Israel's entry ban
“Now, it seems, the Knesset wants me to choose,” writes Peter Beinart. “Either stop visiting Israel or stop opposing the occupation. In a variety of ways, that’s the deal Prime Minister Benjamin Netanyahu has been offering American Jews for close to a decade now. Embrace Israel at the cost of your principles or embrace your principles at the cost of Israel.”
“Israeli lawmakers took a cue from the White House Monday night and passed a travel ban. This one will target advocates of boycotts against Israel, Israeli settlements or Israeli institutions,” writes Daniella Cheslow.
A Knesset panel approved for second and third reading a bill initiated by MK Amir Ohana (Likud) that will annul civil-service positions in nongovernmental organizations that are funded mainly by foreign governments.

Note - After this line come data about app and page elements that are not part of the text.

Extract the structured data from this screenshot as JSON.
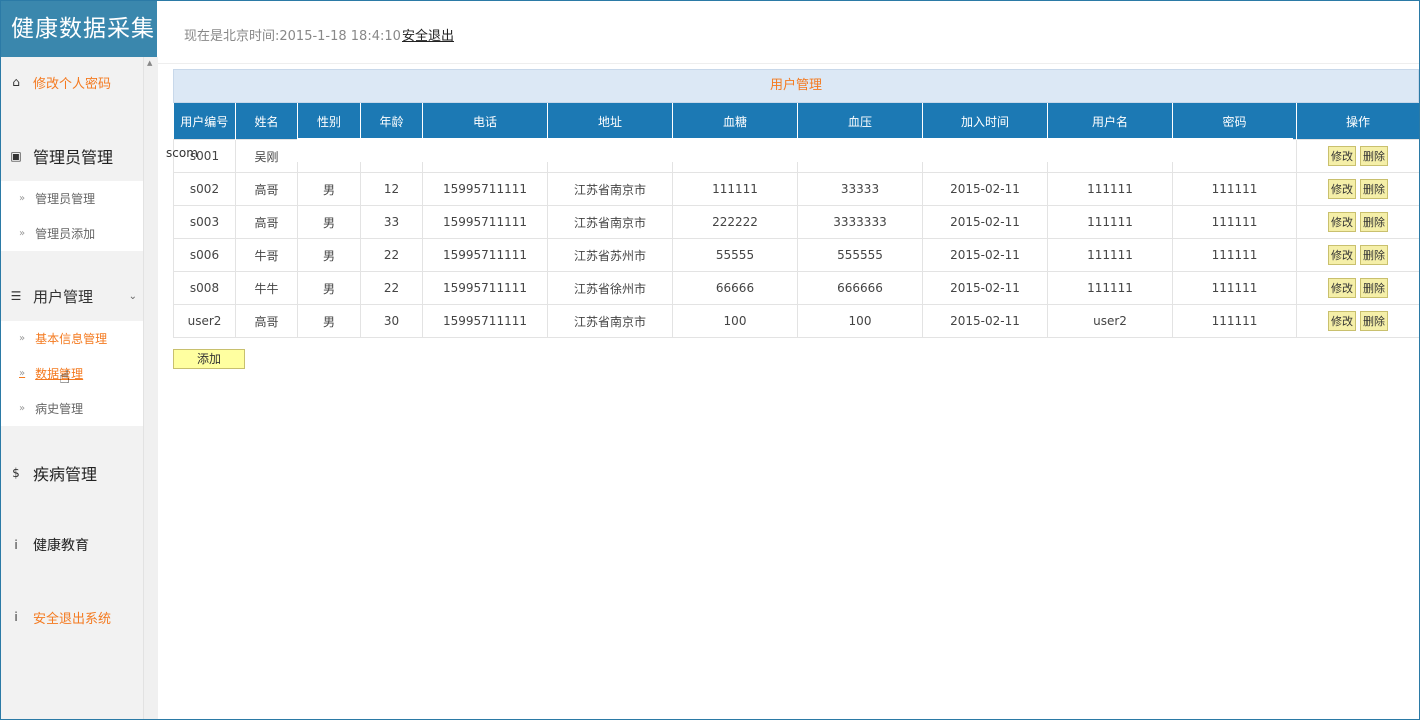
{
  "app": {
    "title": "健康数据采集"
  },
  "header": {
    "time_text": "现在是北京时间:2015-1-18 18:4:10",
    "logout_label": "安全退出"
  },
  "sidebar": {
    "change_password": "修改个人密码",
    "admin_section": {
      "label": "管理员管理",
      "items": [
        "管理员管理",
        "管理员添加"
      ]
    },
    "user_section": {
      "label": "用户管理",
      "items": [
        "基本信息管理",
        "数据管理",
        "病史管理"
      ]
    },
    "disease": "疾病管理",
    "education": "健康教育",
    "exit_system": "安全退出系统"
  },
  "table": {
    "title": "用户管理",
    "headers": [
      "用户编号",
      "姓名",
      "性别",
      "年龄",
      "电话",
      "地址",
      "血糖",
      "血压",
      "加入时间",
      "用户名",
      "密码",
      "操作"
    ],
    "rows": [
      [
        "s001",
        "吴刚",
        "",
        "",
        "",
        "",
        "",
        "",
        "",
        "",
        "",
        ""
      ],
      [
        "s002",
        "高哥",
        "男",
        "12",
        "15995711111",
        "江苏省南京市",
        "111111",
        "33333",
        "2015-02-11",
        "111111",
        "111111",
        ""
      ],
      [
        "s003",
        "高哥",
        "男",
        "33",
        "15995711111",
        "江苏省南京市",
        "222222",
        "3333333",
        "2015-02-11",
        "111111",
        "111111",
        ""
      ],
      [
        "s006",
        "牛哥",
        "男",
        "22",
        "15995711111",
        "江苏省苏州市",
        "55555",
        "555555",
        "2015-02-11",
        "111111",
        "111111",
        ""
      ],
      [
        "s008",
        "牛牛",
        "男",
        "22",
        "15995711111",
        "江苏省徐州市",
        "66666",
        "666666",
        "2015-02-11",
        "111111",
        "111111",
        ""
      ],
      [
        "user2",
        "高哥",
        "男",
        "30",
        "15995711111",
        "江苏省南京市",
        "100",
        "100",
        "2015-02-11",
        "user2",
        "111111",
        ""
      ]
    ],
    "edit_label": "修改",
    "delete_label": "删除",
    "add_label": "添加"
  },
  "overlay": {
    "scom": "scom"
  },
  "colors": {
    "brand": "#3a87ad",
    "header": "#1c79b4",
    "accent": "#f47a20"
  }
}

Israeli lawmakers gave an initial okay to a controversial bill limiting the use of loudspeakers for religious purposes during a stormy vote on the measure in the Knesset Wednesday.
The United States is in discussion with Israel about holding back on settlement construction, acting State Department spokesperson Mark Toner said Tuesday.
US ambassador to the United Nations, Nikki Haley, tweeted after her talks with Palestinian UN ambassador Riyad Mansour that the Palestinians should “meet with Israel in direct negotiations rather than looking to the UN to deliver results that can only be achieved through the two parties”.
On Tuesday, Republican Jeff Fortenberry and Democrat Joe Crowley introduced HR 1221, “International Fund for Israeli-Palestinian Peace Authorization Act of 2017,” a new legislation that will establish an international fund sponsoring people-to-people dialogue and joint economic development between Israelis and Palestinians. ALLMEP estimates that it will need about $200 million to sufficiently fund grassroots organizations to bring Israelis and Palestinians together to create a culture of peace.
Over the past twenty years, Israel has taken measures to guarantee a nearly blanket exemption from its obligation under international law to pay compensation to Palestinians harmed by its security forces. In a new report released today (Wednesday, 8 March), B’Tselem traces the development of this practice and illustrates how it has led to a major drop in the number of claims for damages Palestinians filed in recent years.
“The reality in the West Bank is one that resembles a prison, where the prisoners are held for as long as humanly possible. Their release will carry a price — and Israelis are not willing to pay it,” writes Noam Sheizaf.
Women in Gaza are stepping up as family breadwinners, breaking cultural norms as they strive to make ends meet.
“Hamas leader Sanwar is not operating in a vacuum. In order for him to make a decision to attack Israel, there is a need for a radical development that will make it unequivocally clear that ‘both Gaza and myself have nothing to lose.’ At this time, however, both he and the Gazans have a lot to lose,” writes Moshe Elad.
Hamas spokesman Fawzi Barhoum issued the accusation after the PA rejected solutions on Tuesday put forward by Hamas to solve the ongoing energy crisis in the Strip.